On Aug. 14, 2019, the Japan Meteorological Agency has issued warnings for Kyushu, Shikoku and southeastern portions of Honshu. Because Krosa is such a large storm, it is expected to affect all of the big islands of Japan.

Beachgoers are becoming increasingly aware of the potentially harmful effects UV filters from sunscreens can have on coral and other marine organisms when the protective lotions wash off their bodies into the ocean. Now, researchers have studied how sunscreens release different compounds -- trace metals and inorganic nutrients -- into Mediterranean seawater, with unknown effects on marine ecology. They report their results in ACS' journal Environmental Science & Technology.

As methane concentrations increase in the Earth's atmosphere, chemical fingerprints point to a probable source: shale oil and gas, according to new Cornell University research published today (14 August) in Biogeosciences, a journal of the European Geosciences Union.

The research suggests that this methane has less carbon-13 relative to carbon-12 (denoting the weight of the carbon atom at the centre of the methane molecule) than does methane from conventional natural gas and other fossil fuels such as coal.

The emotive warnings were made because of global reports that its precursor 'Finding Nemo' had inspired a surge in purchases of clown fish, which in turn caused environmental and animal harm.
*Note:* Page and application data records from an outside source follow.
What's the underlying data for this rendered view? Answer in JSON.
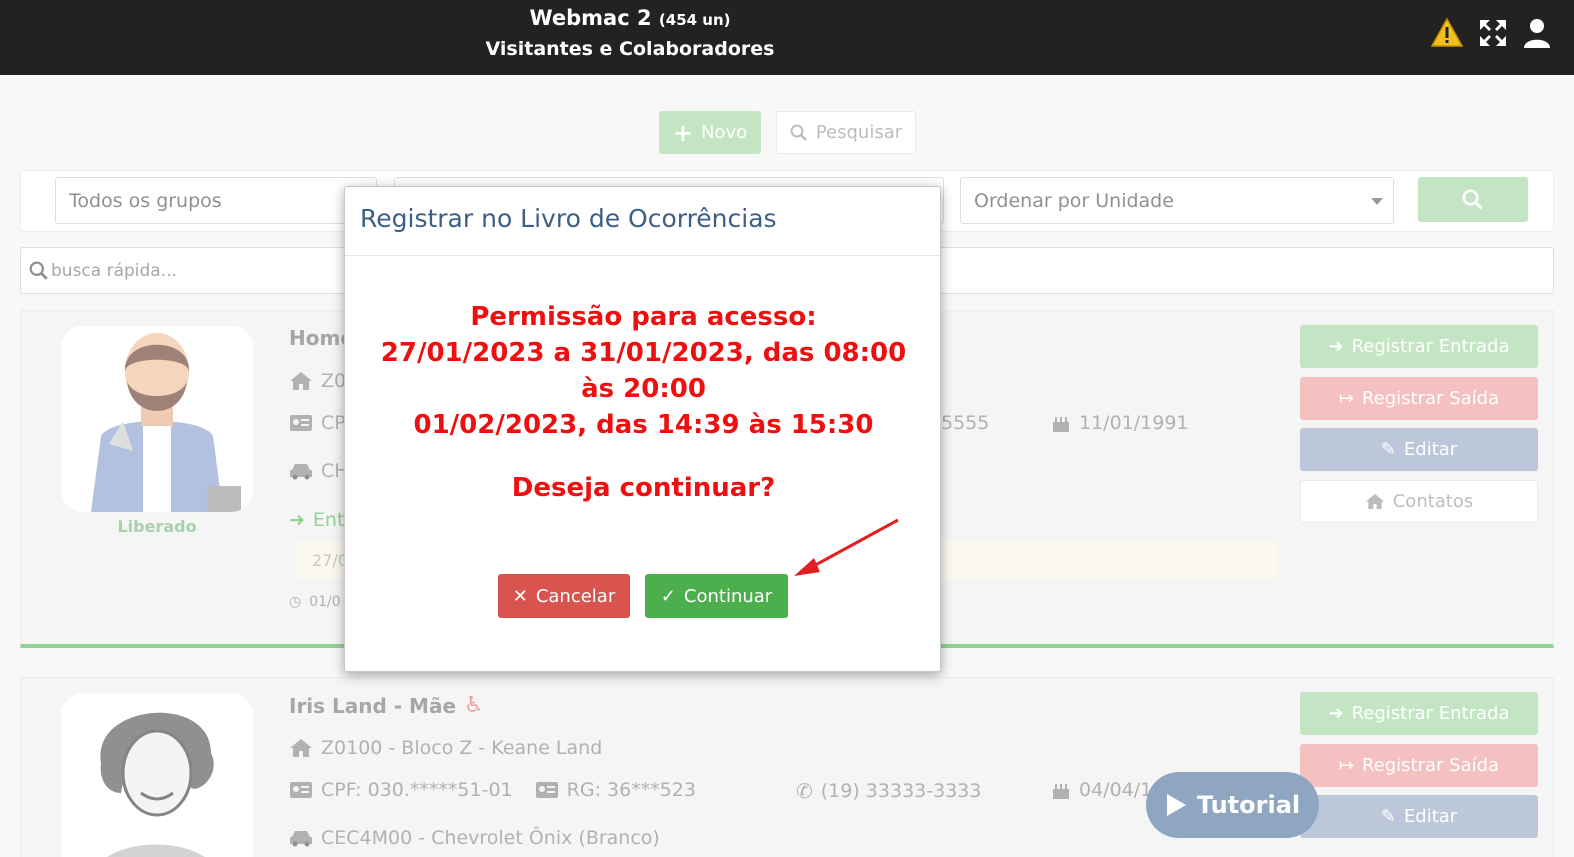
{
  "header": {
    "title": "Webmac 2",
    "count": "(454 un)",
    "subtitle": "Visitantes e Colaboradores",
    "icons": [
      "warning-icon",
      "fullscreen-icon",
      "user-icon"
    ]
  },
  "toolbar": {
    "new_label": "Novo",
    "search_label": "Pesquisar"
  },
  "filters": {
    "groups_value": "Todos os grupos",
    "order_value": "Ordenar por Unidade"
  },
  "quick_search": {
    "placeholder": "busca rápida..."
  },
  "cards": [
    {
      "name": "Home",
      "unit": "Z0",
      "cpf": "CP",
      "phone": "5555",
      "birth": "11/01/1991",
      "vehicle": "CH",
      "entry": "Ent",
      "notice": "27/0",
      "time": "01/0",
      "status": "Liberado",
      "actions": [
        "Registrar Entrada",
        "Registrar Saída",
        "Editar",
        "Contatos"
      ]
    },
    {
      "name": "Iris Land - Mãe",
      "unit": "Z0100 - Bloco Z - Keane Land",
      "cpf": "CPF: 030.*****51-01",
      "rg": "RG: 36***523",
      "phone": "(19) 33333-3333",
      "birth": "04/04/1",
      "vehicle": "CEC4M00 - Chevrolet Ônix (Branco)",
      "actions": [
        "Registrar Entrada",
        "Registrar Saída",
        "Editar"
      ]
    }
  ],
  "modal": {
    "title": "Registrar no Livro de Ocorrências",
    "line1": "Permissão para acesso:",
    "line2": "27/01/2023 a 31/01/2023, das 08:00 às 20:00",
    "line3": "01/02/2023, das 14:39 às 15:30",
    "question": "Deseja continuar?",
    "cancel_label": "Cancelar",
    "continue_label": "Continuar"
  },
  "tutorial_label": "Tutorial",
  "colors": {
    "topbar": "#222222",
    "green": "#5cb85c",
    "red": "#d9534f",
    "modal_title": "#3c5f88",
    "alert_text": "#ee1010"
  }
}
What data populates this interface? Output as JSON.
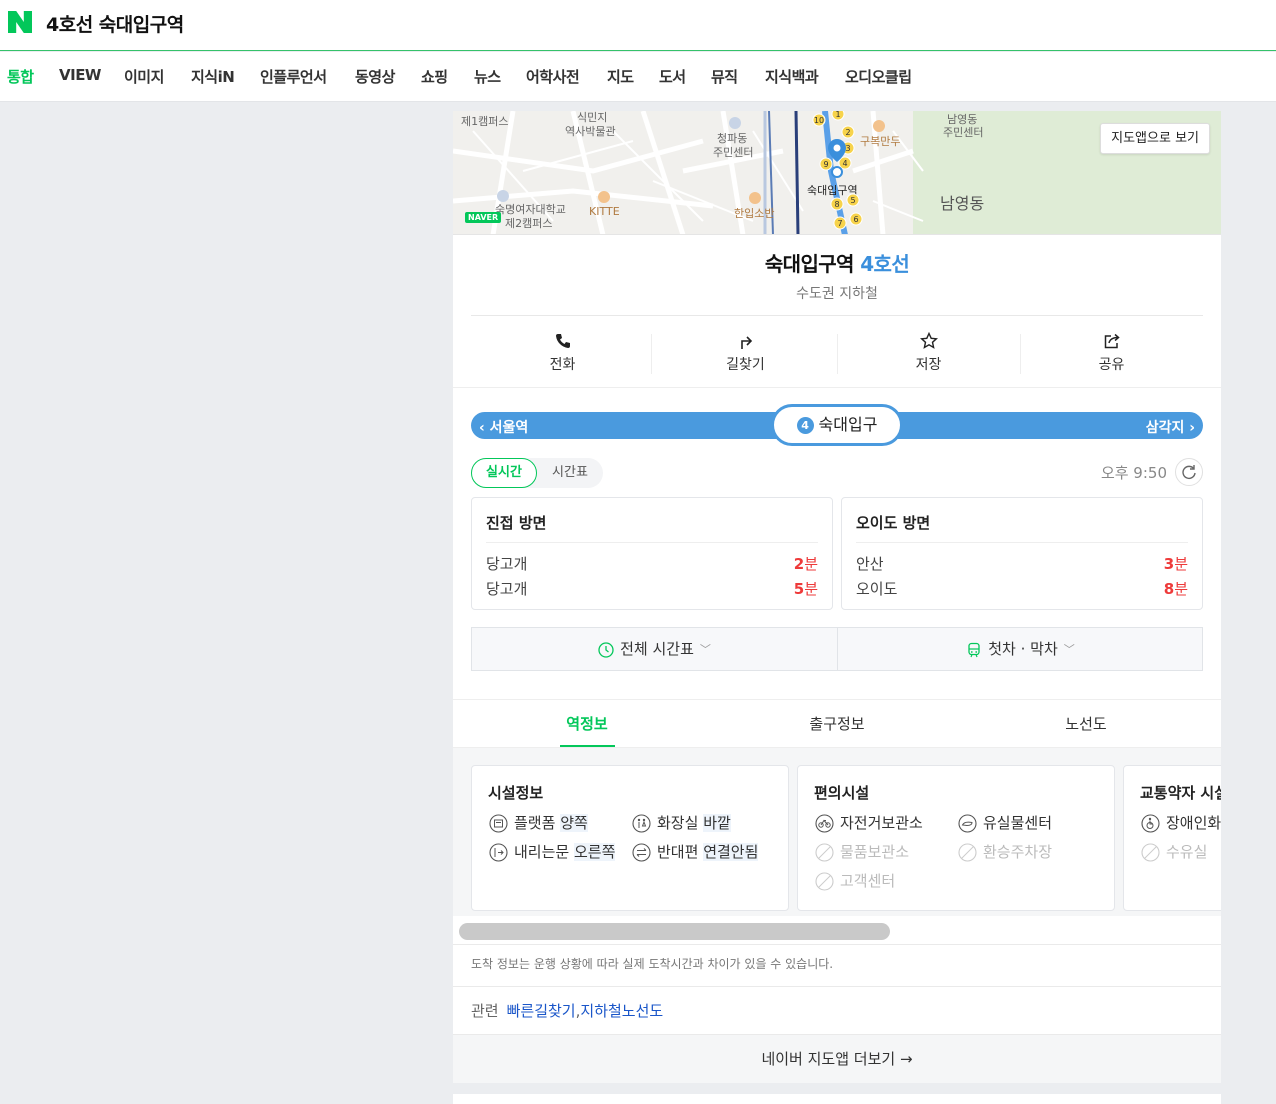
{
  "header": {
    "query": "4호선 숙대입구역"
  },
  "tabs": [
    "통합",
    "VIEW",
    "이미지",
    "지식iN",
    "인플루언서",
    "동영상",
    "쇼핑",
    "뉴스",
    "어학사전",
    "지도",
    "도서",
    "뮤직",
    "지식백과",
    "오디오클립"
  ],
  "map": {
    "open_app_label": "지도앱으로 보기",
    "labels": [
      "제1캠퍼스",
      "식민지",
      "역사박물관",
      "청파동",
      "주민센터",
      "구복만두",
      "남영동",
      "주민센터",
      "숙대입구역",
      "숙명여자대학교",
      "제2캠퍼스",
      "KITTE",
      "한입소반",
      "남영동"
    ],
    "exit_numbers": [
      "10",
      "1",
      "2",
      "3",
      "4",
      "9",
      "8",
      "5",
      "7",
      "6"
    ],
    "naver_badge": "NAVER"
  },
  "station": {
    "name": "숙대입구역",
    "line": "4호선",
    "category": "수도권 지하철"
  },
  "actions": [
    "전화",
    "길찾기",
    "저장",
    "공유"
  ],
  "linebar": {
    "prev": "서울역",
    "current_num": "4",
    "current": "숙대입구",
    "next": "삼각지",
    "color": "#4a9ade"
  },
  "realtime": {
    "toggle_on": "실시간",
    "toggle_off": "시간표",
    "time": "오후 9:50"
  },
  "directions": [
    {
      "title": "진접 방면",
      "rows": [
        {
          "dest": "당고개",
          "min": "2",
          "unit": "분"
        },
        {
          "dest": "당고개",
          "min": "5",
          "unit": "분"
        }
      ]
    },
    {
      "title": "오이도 방면",
      "rows": [
        {
          "dest": "안산",
          "min": "3",
          "unit": "분"
        },
        {
          "dest": "오이도",
          "min": "8",
          "unit": "분"
        }
      ]
    }
  ],
  "schedule": {
    "full": "전체 시간표",
    "firstlast": "첫차 · 막차"
  },
  "subtabs": [
    "역정보",
    "출구정보",
    "노선도"
  ],
  "facilities": {
    "info": {
      "title": "시설정보",
      "items": [
        {
          "label": "플랫폼",
          "value": "양쪽"
        },
        {
          "label": "화장실",
          "value": "바깥"
        },
        {
          "label": "내리는문",
          "value": "오른쪽"
        },
        {
          "label": "반대편",
          "value": "연결안됨"
        }
      ]
    },
    "convenience": {
      "title": "편의시설",
      "items": [
        "자전거보관소",
        "유실물센터",
        "물품보관소",
        "환승주차장",
        "고객센터"
      ]
    },
    "accessibility": {
      "title": "교통약자 시설",
      "items": [
        "장애인화장실",
        "수유실"
      ]
    }
  },
  "notice": "도착 정보는 운행 상황에 따라 실제 도착시간과 차이가 있을 수 있습니다.",
  "related": {
    "label": "관련",
    "links": [
      "빠른길찾기",
      "지하철노선도"
    ],
    "sep": ","
  },
  "more": "네이버 지도앱 더보기"
}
This became known as "the Nemo effect".

The most high profile of the warnings came from the voice of 'Little Dory' herself - Ellen DeGeneres, and largely all the appeals focused on stopping viewers from buying pets linked with the movie.

Research published this Wednesday (August 14th) in Scientific Reports describes Clevosaurus hadroprodon, a new reptile species from Rio Grande do Sul state in southern Brazil. Its fossils remains--jaws and associated skull bones--were collected from Triassic rocks (c. 237-228 million-years old) making it the oldest known fossil of its kind in Gondwana, the southern supercontinent that would eventually become Africa, Antarctica, Australia, India, and South America.